→ What is required:
Whatever appears in the entries must be given again exactly.

→ Supplied material:

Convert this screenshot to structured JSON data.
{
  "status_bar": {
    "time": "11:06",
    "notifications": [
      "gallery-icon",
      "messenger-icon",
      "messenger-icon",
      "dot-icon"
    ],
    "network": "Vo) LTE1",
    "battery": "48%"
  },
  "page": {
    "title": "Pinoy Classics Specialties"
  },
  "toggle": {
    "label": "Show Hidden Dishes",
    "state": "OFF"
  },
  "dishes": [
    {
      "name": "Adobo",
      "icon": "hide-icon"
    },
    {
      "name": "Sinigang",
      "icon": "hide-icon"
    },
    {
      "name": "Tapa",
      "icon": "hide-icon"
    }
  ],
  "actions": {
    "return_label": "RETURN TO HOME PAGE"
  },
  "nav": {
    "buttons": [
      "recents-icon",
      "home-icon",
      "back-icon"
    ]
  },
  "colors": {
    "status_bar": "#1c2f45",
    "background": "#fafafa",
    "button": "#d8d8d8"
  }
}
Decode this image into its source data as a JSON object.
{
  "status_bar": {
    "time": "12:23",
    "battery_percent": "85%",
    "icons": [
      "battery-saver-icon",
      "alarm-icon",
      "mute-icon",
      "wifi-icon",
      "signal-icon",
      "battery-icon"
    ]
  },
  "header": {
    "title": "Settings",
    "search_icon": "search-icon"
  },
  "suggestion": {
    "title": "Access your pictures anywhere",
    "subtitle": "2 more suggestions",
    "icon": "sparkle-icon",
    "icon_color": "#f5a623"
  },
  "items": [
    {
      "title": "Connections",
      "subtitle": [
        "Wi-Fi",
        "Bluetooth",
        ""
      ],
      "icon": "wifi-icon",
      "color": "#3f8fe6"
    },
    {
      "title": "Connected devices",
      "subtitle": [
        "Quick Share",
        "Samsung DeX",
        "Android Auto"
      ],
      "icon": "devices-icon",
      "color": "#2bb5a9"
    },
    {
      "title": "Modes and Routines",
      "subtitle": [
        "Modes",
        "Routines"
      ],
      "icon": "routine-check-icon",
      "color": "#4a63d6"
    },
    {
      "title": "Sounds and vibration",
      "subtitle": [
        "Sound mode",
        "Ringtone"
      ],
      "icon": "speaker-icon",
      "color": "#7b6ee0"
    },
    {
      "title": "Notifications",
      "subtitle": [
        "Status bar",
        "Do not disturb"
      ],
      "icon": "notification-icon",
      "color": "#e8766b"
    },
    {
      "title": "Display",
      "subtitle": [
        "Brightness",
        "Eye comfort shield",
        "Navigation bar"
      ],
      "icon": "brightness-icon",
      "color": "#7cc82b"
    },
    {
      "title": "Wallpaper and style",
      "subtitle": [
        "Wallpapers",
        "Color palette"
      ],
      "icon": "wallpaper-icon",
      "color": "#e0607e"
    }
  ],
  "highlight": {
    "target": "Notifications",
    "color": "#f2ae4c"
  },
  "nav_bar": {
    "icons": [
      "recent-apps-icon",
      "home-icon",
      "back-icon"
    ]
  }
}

→ Final answer:
Convert this screenshot to structured JSON data.
{
  "status_bar": {
    "time": "11:06",
    "notifications": [
      "gallery-icon",
      "messenger-icon",
      "messenger-icon",
      "dot-icon"
    ],
    "network": "Vo) LTE1",
    "battery": "48%"
  },
  "page": {
    "title": "Pinoy Classics Specialties"
  },
  "toggle": {
    "label": "Show Hidden Dishes",
    "state": "OFF"
  },
  "dishes": [
    {
      "name": "Adobo",
      "icon": "hide-icon"
    },
    {
      "name": "Sinigang",
      "icon": "hide-icon"
    },
    {
      "name": "Tapa",
      "icon": "hide-icon"
    }
  ],
  "actions": {
    "return_label": "RETURN TO HOME PAGE"
  },
  "nav": {
    "buttons": [
      "recents-icon",
      "home-icon",
      "back-icon"
    ]
  },
  "colors": {
    "status_bar": "#1c2f45",
    "background": "#fafafa",
    "button": "#d8d8d8"
  }
}
Decode this image into its source data as a JSON object.
{
  "status_bar": {
    "time": "12:23",
    "battery_percent": "85%",
    "icons": [
      "battery-saver-icon",
      "alarm-icon",
      "mute-icon",
      "wifi-icon",
      "signal-icon",
      "battery-icon"
    ]
  },
  "header": {
    "title": "Settings",
    "search_icon": "search-icon"
  },
  "suggestion": {
    "title": "Access your pictures anywhere",
    "subtitle": "2 more suggestions",
    "icon": "sparkle-icon",
    "icon_color": "#f5a623"
  },
  "items": [
    {
      "title": "Connections",
      "subtitle": [
        "Wi-Fi",
        "Bluetooth",
        ""
      ],
      "icon": "wifi-icon",
      "color": "#3f8fe6"
    },
    {
      "title": "Connected devices",
      "subtitle": [
        "Quick Share",
        "Samsung DeX",
        "Android Auto"
      ],
      "icon": "devices-icon",
      "color": "#2bb5a9"
    },
    {
      "title": "Modes and Routines",
      "subtitle": [
        "Modes",
        "Routines"
      ],
      "icon": "routine-check-icon",
      "color": "#4a63d6"
    },
    {
      "title": "Sounds and vibration",
      "subtitle": [
        "Sound mode",
        "Ringtone"
      ],
      "icon": "speaker-icon",
      "color": "#7b6ee0"
    },
    {
      "title": "Notifications",
      "subtitle": [
        "Status bar",
        "Do not disturb"
      ],
      "icon": "notification-icon",
      "color": "#e8766b"
    },
    {
      "title": "Display",
      "subtitle": [
        "Brightness",
        "Eye comfort shield",
        "Navigation bar"
      ],
      "icon": "brightness-icon",
      "color": "#7cc82b"
    },
    {
      "title": "Wallpaper and style",
      "subtitle": [
        "Wallpapers",
        "Color palette"
      ],
      "icon": "wallpaper-icon",
      "color": "#e0607e"
    }
  ],
  "highlight": {
    "target": "Notifications",
    "color": "#f2ae4c"
  },
  "nav_bar": {
    "icons": [
      "recent-apps-icon",
      "home-icon",
      "back-icon"
    ]
  }
}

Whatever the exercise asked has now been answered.